At the beginning of Chapter Two, Louie is still a lost soul, caught up in all sorts of trouble. There seems to be no chance of him turning his life around because every time he tries to better himself, it goes wrong. When he finally finds a key that fits an unexpected lock, he is unknowingly set on his path to rehabilitation. The only hiccup in Louie’s betterment in this chapter is his attempt to run away. Though unsuccessful, this was a necessary developmental step for Louie. This journey prepares him for later experiences in his life. Right before Louie leaves, his mother offers him a sandwich and his father offers two dollars. These offerings work as symbols of the unconditional love that his parents have for him, even when he tries to leave them. When Louie is actually out on his own, the sandwich and money serve as reminders of the comfort of home, and are ultimately the driving factors that bring him back home. He realizes how much he loves his family. This initial longing for home, and appreciation of home, becomes a motif in the book, when Louie is lost at sea and then a prisoner of war.

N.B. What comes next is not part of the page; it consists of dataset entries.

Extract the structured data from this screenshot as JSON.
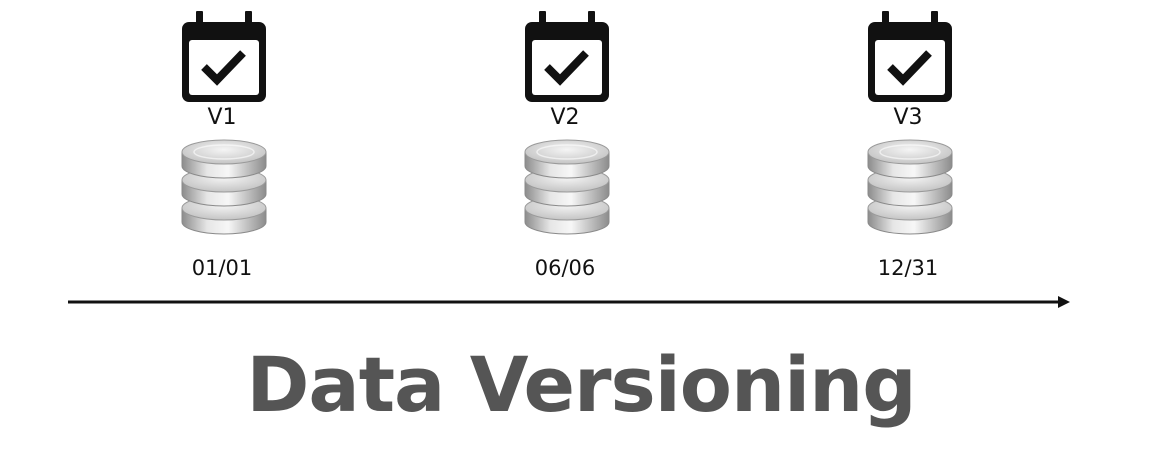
{
  "versions": [
    {
      "label": "V1",
      "date": "01/01",
      "icon": "calendar-check-icon",
      "db_icon": "database-icon"
    },
    {
      "label": "V2",
      "date": "06/06",
      "icon": "calendar-check-icon",
      "db_icon": "database-icon"
    },
    {
      "label": "V3",
      "date": "12/31",
      "icon": "calendar-check-icon",
      "db_icon": "database-icon"
    }
  ],
  "title": "Data Versioning",
  "colors": {
    "icon": "#111111",
    "title": "#555555",
    "db_light": "#eeeeee",
    "db_dark": "#8a8a8a"
  }
}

Every hero needs a mentor. In The Odyssey, Athena literally takes the form of a man named Mentor in order to help Odysseus and his family. In this story, Pete is Louie’s mentor, and Louie blossoms under Louie’s coaching. Pete shows that coaching is not only about the physical training. It is also about mental and emotional preparation, along with strategy. Hillenbrand also continues the development of Pete’s character as a responsible and fatherly presence in this chapter. Pete again seems to be capable of doing no wrong, as everything he does is compassionate and in the best interest of his loved ones. Pete is the only one who can coral and guide Louie. Pete also believes in Louie. He is the mentor figure to him, a guiding spirit, a guardian angel, a third parent. His self-sacrifice, in putting Louie first, enables Louie’s running success and empowers Louie’s self-confidence.

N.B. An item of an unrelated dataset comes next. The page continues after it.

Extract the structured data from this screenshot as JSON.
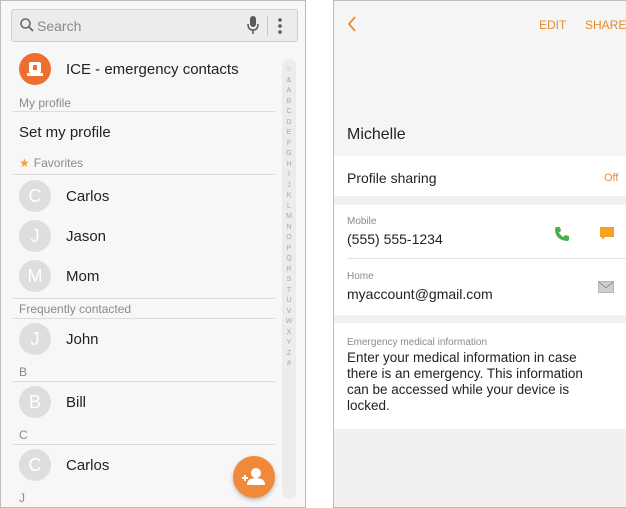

Louie’s life can help readers reflect on their own lives. Louie and Pete do not begin with an end goal for what Louie would do with his running. Instead, they take steps forward and then make smart decisions where they can. Sometimes in life obstacles and disappointment can cause people to steer in a direction they had not intended to go. This happens to Louie when he steers toward the 5000-meter run. He had not previously considered, or known, his ability to run this longer distance. He learns about his abilities as he goes along. Louie’s abilities to take on new challenges and to adapt to new situations are some of his character strengths, traits that serve him well later in the story. Interestingly, these abilities also make his athletic story so dramatic and engaging for his fans from Torrance and beyond.

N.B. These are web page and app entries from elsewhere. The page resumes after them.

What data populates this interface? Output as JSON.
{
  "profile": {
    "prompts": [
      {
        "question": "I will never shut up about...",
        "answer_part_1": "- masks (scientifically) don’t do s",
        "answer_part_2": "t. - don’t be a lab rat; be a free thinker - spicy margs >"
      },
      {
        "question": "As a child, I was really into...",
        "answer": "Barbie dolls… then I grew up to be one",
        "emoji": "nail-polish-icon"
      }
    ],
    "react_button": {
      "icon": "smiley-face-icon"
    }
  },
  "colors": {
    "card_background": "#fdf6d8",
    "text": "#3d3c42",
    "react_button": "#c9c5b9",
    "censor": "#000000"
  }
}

The heat serves as an important equalizer at the Olympic trials. Though Louie doesn’t have nearly as much experience as the rest of the field, he is willing to run and train harder than anyone else. The heat makes it incredibly difficult to train and race, but Louie is fully committed to finishing in the top three. His ability to push his body to its limits and absolute desire to win allow him to qualify, despite his inexperience. This ability to take a beating and to persevere against all odds will serve Louie well later in life, when he finds himself in war. Louie sees how much he can endure. He builds and exhibits not only physical strength, but also mental strength.